How many lines in the records below contain the word "push"? Answer with the number only.

[Opening Exercise materials section]

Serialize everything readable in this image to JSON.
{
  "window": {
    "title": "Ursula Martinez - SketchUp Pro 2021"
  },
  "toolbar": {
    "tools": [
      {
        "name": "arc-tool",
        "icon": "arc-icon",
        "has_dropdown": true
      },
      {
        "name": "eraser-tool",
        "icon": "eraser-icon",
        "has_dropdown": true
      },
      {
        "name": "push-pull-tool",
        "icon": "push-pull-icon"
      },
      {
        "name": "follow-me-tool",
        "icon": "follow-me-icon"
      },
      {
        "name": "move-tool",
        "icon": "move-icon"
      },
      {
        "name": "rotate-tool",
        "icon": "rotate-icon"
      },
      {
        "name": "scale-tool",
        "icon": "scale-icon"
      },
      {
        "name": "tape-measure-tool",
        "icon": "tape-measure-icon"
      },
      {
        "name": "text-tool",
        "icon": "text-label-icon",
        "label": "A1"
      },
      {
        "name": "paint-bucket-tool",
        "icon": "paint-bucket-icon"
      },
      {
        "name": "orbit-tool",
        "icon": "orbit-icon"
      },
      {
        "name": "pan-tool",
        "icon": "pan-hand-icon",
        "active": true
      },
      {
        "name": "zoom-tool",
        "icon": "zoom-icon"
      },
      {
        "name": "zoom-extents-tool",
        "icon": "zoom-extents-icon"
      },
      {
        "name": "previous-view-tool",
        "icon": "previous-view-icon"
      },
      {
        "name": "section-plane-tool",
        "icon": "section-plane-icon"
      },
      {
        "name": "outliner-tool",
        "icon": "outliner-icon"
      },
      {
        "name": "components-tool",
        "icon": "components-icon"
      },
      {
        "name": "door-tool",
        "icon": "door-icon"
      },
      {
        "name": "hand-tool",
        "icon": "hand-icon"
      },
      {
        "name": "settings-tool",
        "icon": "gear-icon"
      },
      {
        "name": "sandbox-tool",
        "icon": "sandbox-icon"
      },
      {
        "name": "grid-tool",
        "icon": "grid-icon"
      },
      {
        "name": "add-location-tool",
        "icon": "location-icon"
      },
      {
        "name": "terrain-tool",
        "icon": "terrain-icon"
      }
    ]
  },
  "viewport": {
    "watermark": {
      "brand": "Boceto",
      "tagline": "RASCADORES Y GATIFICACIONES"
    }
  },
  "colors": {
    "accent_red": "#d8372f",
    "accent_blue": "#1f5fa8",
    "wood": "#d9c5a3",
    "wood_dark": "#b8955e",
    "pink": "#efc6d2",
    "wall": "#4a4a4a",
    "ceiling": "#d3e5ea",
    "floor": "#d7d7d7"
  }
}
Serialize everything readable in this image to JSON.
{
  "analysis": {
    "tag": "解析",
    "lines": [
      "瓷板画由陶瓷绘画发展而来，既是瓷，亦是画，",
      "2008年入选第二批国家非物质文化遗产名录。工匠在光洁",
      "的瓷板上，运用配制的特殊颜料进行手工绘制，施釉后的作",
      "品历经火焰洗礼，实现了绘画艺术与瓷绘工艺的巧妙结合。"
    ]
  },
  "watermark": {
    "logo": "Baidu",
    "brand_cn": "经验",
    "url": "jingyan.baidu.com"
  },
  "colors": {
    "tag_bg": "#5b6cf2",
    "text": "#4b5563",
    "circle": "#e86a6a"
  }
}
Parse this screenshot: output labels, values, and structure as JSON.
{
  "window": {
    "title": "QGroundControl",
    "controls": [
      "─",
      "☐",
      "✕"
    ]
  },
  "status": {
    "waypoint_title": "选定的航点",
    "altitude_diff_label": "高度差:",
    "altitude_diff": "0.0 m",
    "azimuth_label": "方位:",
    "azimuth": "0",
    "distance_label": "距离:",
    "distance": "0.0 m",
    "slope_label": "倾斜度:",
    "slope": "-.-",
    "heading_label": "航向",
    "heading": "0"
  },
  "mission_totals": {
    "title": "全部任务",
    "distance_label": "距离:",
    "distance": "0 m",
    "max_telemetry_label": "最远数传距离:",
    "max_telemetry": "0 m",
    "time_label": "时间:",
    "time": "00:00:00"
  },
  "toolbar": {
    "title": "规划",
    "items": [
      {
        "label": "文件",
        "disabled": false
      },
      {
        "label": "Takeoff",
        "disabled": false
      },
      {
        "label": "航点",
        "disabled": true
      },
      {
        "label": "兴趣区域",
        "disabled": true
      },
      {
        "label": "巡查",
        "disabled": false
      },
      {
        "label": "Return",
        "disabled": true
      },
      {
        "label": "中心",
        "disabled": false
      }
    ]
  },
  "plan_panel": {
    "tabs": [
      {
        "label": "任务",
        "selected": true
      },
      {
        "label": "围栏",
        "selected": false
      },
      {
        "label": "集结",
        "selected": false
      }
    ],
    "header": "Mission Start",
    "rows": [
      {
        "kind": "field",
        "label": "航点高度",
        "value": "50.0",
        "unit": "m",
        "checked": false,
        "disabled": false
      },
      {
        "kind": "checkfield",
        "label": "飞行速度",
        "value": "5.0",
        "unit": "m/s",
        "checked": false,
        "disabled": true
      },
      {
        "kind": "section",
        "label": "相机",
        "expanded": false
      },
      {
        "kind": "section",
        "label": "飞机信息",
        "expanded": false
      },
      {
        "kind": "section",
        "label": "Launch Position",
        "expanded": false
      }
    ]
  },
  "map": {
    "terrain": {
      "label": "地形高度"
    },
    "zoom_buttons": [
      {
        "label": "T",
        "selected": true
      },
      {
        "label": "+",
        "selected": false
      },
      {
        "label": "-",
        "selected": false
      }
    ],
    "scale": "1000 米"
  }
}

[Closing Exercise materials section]

Task response:
2